The European Union’s proposals to change investor-protection mechanisms in free-trade deals may hurt small companies, according to the BusinessEurope employers’ federation.
Under the EU plan, arbitrators would be selected by countries alone instead of the current system that gives a say to companies, said Luisa Santos, director of international relations at the industry association. This means EU firms might be at a disadvantage when trying to protect their interests overseas, and it also means small companies might lose out because they wouldn’t be big enough to justify state-to-state complaints at the World Trade Organization, she told reporters in Brussels on Tuesday.
The European Commission last month announced plans to replace the controversial Investor-State Dispute Settlement mechanism that formed part of a proposed trans-Atlantic free-trade deal. The ISDS proposal will be discussed within the 28-nation EU before it’s presented to trading partners.
EU and U.S. negotiators are trying to finish the Trans-Atlantic Trade and Investment Partnership by the end of next year.

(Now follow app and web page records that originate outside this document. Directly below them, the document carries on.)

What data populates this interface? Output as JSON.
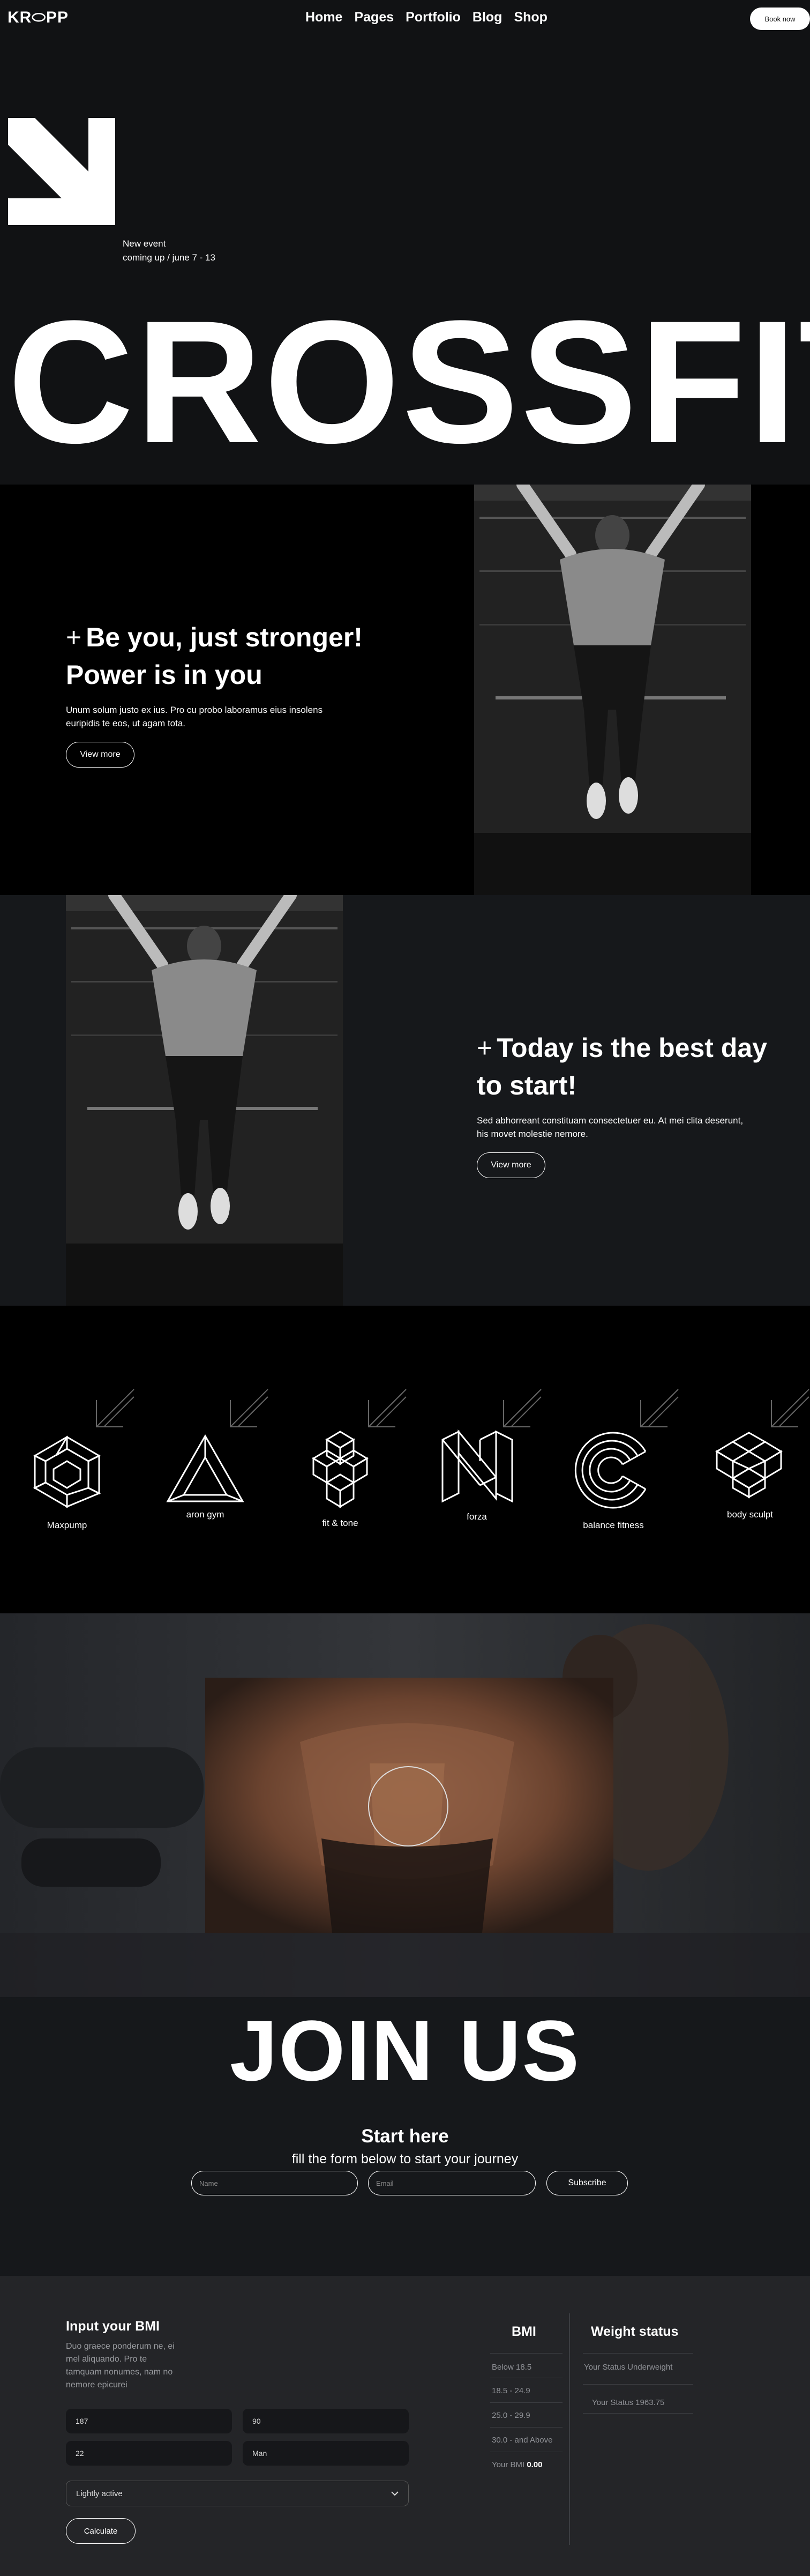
{
  "header": {
    "logo": "KR⬭PP",
    "nav": [
      "Home",
      "Pages",
      "Portfolio",
      "Blog",
      "Shop"
    ],
    "book_btn": "Book now"
  },
  "hero": {
    "event_line1": "New event",
    "event_line2": "coming up / june 7 - 13",
    "headline": "CROSSFIT"
  },
  "section_power": {
    "title_line1": "Be you, just stronger!",
    "title_line2": "Power is in you",
    "text": "Unum solum justo ex ius. Pro cu probo laboramus eius insolens euripidis te eos, ut agam tota.",
    "button": "View more"
  },
  "section_today": {
    "title_line1": "Today is the best day",
    "title_line2": "to start!",
    "text": "Sed abhorreant constituam consectetuer eu. At mei clita deserunt, his movet molestie nemore.",
    "button": "View more"
  },
  "brands": [
    "Maxpump",
    "aron gym",
    "fit & tone",
    "forza",
    "balance fitness",
    "body sculpt"
  ],
  "join": {
    "headline": "JOIN US",
    "subtitle": "Start here",
    "text": "fill the form below to start your journey",
    "name_placeholder": "Name",
    "email_placeholder": "Email",
    "subscribe": "Subscribe"
  },
  "bmi": {
    "title": "Input your BMI",
    "desc": "Duo graece ponderum ne, ei mel aliquando. Pro te tamquam nonumes, nam no nemore epicurei",
    "height": "187",
    "weight": "90",
    "age": "22",
    "sex": "Man",
    "activity": "Lightly active",
    "calculate": "Calculate",
    "table_h1": "BMI",
    "table_h2": "Weight status",
    "rows": [
      "Below 18.5",
      "18.5 - 24.9",
      "25.0 - 29.9",
      "30.0 - and Above"
    ],
    "your_bmi_label": "Your BMI",
    "your_bmi_value": "0.00",
    "status1": "Your Status Underweight",
    "status2": "Your Status 1963.75"
  }
}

Santos said the EU needs to balance the need for public dialogue with the need to close deals “in a reasonable period of time,” so that EU exporters don’t lose out to competitors in countries that can strike trade deals faster.